This article is more than 1 year old
Koh-no! Silicon Lucy blocks Qualcomm from wriggling out of FTC's chip monopoly trial
Tell it to the jury, judge rules
Qualcomm will have to face trial against America's trade watchdog over alleged price gouging on its chip designs.
Judge Lucy Koh has shot down the California company's motion to dismiss complaints from the FTC over its licensing policies.
The FTC has accused Qualcomm of dirty dealings against Apple when it forced the Cupertino giant to pay excessive rates for patent licenses and exclusivity deals when it bought chips for the iPhone.
Qualcomm petitioned Koh in April for a dismissal of the case, arguing that the FTC had no legit arguments that it violated federal laws. The San Jose US District Court judge said the trade watchdog has more than enough material to present the case in front of a jury.
"The Court finds that FTC has adequately alleged that, under the circumstances presented here, Qualcomm violated a duty to deal in refusing to license its FRAND-encumbered SEPs to its modem chips competitors," Koh said.
"Thus, FTC has adequately alleged that Qualcomm's refusal to license its SEPs to its modem chips competitors is independent anticompetitive conduct that violates [Section 2] of the Sherman Act, and thus violates [Section 5] [PDF] of the FTC Act."
The case is one of several facing Qualcomm over its patent licensing policies.
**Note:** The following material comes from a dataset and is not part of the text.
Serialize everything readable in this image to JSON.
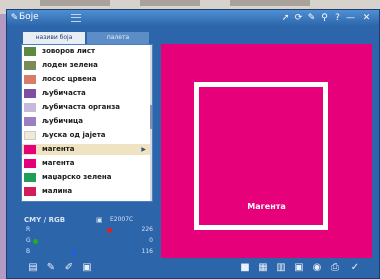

Apple and others have argued that the chip designer has been strong-arming customers into paying excessive fees for patent licenses on technologies they don't actually use in order to obtain chips.
Apple has gone as far as enlisting its partners in the fight by ordering them to skip out on payments, costing Qualcomm hundreds of millions of dollars in licensing fees it believes are owed. ®